University of Hartford Computer Security Series - Part I

Your network password - the first line of defense

Computer security in the news
We've all heard the news stories about corporations and universities experiencing data breaches which expose personal data to hackers which could ultimately be used to commit identity theft and fraud. This and future articles will describe how you can help to make computers and data at University of Hartford more secure.

Your password - key to data security
Have you changed your network password lately? If not, you should do so now. If you are a student, your password provides access to your email and your web space. If you are a faculty or staff member, your network password provides access to your email, your web space, your computer, and any data stored on the data center's servers. This data may include private information about you or your students. A strong, secret password is the first line of defense against hackers and data thieves. Regardless of how carefully the University secures its computer servers - your password authorizes you (and your computer) to access the data on those servers. A weak or infrequently changed password puts that data at increased risk of being accessed illegally.

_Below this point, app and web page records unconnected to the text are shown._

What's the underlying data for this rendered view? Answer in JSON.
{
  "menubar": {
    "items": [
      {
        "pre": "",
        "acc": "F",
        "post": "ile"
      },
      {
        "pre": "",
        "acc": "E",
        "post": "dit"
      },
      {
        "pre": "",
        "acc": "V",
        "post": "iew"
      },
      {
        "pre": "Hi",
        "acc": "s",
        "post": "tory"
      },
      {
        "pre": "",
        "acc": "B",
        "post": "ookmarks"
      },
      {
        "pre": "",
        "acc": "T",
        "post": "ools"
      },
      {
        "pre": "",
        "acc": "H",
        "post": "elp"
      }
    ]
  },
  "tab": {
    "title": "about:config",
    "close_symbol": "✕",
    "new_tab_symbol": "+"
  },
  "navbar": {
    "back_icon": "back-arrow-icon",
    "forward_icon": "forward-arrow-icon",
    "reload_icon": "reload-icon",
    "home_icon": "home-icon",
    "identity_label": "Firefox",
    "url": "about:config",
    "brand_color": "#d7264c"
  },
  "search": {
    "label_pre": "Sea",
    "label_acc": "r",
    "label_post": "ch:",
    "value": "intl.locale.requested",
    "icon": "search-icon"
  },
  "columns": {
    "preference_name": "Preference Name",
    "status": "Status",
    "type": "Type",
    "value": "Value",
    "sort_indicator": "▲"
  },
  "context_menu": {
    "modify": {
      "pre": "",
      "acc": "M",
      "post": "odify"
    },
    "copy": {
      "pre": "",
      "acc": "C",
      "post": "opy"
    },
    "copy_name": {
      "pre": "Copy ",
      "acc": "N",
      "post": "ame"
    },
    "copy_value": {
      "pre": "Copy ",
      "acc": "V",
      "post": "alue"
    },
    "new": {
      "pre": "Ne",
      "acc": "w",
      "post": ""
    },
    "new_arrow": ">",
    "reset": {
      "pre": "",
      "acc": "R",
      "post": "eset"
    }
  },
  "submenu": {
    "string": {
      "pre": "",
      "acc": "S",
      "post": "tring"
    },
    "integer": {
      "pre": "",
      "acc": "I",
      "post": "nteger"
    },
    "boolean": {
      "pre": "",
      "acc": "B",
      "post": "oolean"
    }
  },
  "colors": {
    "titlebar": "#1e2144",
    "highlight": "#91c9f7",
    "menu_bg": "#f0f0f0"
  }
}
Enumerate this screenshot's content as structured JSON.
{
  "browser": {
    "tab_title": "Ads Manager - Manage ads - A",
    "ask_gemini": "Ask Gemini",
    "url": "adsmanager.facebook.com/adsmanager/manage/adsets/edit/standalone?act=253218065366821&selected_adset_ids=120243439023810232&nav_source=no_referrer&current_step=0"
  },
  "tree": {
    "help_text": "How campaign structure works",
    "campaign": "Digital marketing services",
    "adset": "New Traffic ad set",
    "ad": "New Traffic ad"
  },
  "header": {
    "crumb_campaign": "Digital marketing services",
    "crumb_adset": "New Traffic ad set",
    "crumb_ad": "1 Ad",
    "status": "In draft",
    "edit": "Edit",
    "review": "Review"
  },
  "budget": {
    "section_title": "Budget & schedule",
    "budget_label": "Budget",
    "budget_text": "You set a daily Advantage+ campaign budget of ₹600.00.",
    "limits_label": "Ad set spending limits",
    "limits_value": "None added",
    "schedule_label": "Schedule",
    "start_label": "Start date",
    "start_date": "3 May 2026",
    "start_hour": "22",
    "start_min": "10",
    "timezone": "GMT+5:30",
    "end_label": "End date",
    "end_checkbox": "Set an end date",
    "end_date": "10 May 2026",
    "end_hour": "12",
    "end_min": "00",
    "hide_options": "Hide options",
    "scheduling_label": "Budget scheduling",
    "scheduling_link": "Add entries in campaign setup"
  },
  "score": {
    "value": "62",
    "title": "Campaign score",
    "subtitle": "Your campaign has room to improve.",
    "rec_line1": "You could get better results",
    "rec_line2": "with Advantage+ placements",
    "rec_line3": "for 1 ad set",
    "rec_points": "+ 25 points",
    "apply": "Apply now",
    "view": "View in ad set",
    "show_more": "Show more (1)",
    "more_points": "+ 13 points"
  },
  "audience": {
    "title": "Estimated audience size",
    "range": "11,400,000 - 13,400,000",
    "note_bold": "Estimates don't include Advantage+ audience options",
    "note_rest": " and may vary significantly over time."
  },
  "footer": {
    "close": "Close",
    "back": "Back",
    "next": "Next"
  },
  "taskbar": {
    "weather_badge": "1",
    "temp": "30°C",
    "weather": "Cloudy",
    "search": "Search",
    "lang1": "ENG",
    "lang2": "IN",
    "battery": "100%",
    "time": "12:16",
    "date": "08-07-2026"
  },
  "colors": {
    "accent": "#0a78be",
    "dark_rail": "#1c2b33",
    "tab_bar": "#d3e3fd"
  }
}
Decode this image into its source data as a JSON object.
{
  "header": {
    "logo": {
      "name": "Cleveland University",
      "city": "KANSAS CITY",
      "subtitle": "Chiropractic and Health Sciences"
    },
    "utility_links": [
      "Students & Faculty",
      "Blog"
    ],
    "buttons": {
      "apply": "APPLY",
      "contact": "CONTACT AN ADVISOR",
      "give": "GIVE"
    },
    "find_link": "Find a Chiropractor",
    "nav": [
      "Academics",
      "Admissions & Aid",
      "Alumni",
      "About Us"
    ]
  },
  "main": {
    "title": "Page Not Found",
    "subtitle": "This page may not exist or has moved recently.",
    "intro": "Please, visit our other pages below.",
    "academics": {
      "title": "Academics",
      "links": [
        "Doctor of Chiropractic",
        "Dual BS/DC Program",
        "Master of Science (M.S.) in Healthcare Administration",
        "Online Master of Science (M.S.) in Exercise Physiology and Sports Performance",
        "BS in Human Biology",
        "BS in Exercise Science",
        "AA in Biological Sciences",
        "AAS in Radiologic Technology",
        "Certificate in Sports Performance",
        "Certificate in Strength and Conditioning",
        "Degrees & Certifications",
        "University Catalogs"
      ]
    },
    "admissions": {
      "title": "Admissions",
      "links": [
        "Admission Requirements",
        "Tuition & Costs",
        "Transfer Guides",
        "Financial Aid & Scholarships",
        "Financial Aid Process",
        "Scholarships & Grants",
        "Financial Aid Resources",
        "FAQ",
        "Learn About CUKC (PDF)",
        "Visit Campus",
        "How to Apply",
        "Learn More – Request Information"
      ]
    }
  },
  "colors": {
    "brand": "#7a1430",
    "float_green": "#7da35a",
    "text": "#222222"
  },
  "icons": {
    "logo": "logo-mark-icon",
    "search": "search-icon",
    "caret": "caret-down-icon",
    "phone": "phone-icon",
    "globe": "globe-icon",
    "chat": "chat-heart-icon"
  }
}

A disturbing trend
Recently, the trend in viruses and hacker tactics has been toward password guessing and stealing. As computers have gotten faster and faster, programs that simply guess every possible combination of passwords, or use a dictionary of common words, can quickly "crack" a password on a computer in a matter of hours -- not days or weeks as it used to take. There has also been a dramatic increase in the number of "keystroke logger" viruses which attempt to steal your password by logging everything you type and transmitting that data to the hacker, or storing it in a hidden file on your PC for the hacker to retrieve through another virus called a "back door" or "trojan" program. Once the attacker has your password, they may use it to exploit your computer, and everything it has access to (including private data on its hard disk, or on servers you are authorized to access), or they may give or sell it to someone else. Your best defense is to change your password from time to time (the University's external auditor recommends every 45-90 days) so that it is less likely to be exploited.

An audit point
The University's external auditor, PricewaterhouseCoopers, has recommended that the University adopt a password change requirement policy for the network ID (similar to that which we already have in the Banner administrative system). The University will implement this policy recommendation soon.

Changing your password
You should change your password now. If you do not change your password by October 1, 2005, your account will be disabled. Changing your password takes only a moment. You may also need to update the password stored in your email program. You can change your password at one of the following links, depending on whether you have a faculty/staff account or a student account:

  • Selecting a password
    For good security, your password must:

    If you use an email program like Outlook Express, Outlook, Eudora, Netscape Mail, Mozilla Thunderbird, etc., at some point (there may be a delay before the new password is updated on your email account), the program will fail to access your email and may prompt you to update your password. Most programs will automatically remember the new password going forward; some may require you to go into the configuration settings for your account to make the change.

    Where to get help
    If you need help changing your password, or updating the password in your email program, contact the Computer Support Line at x5999.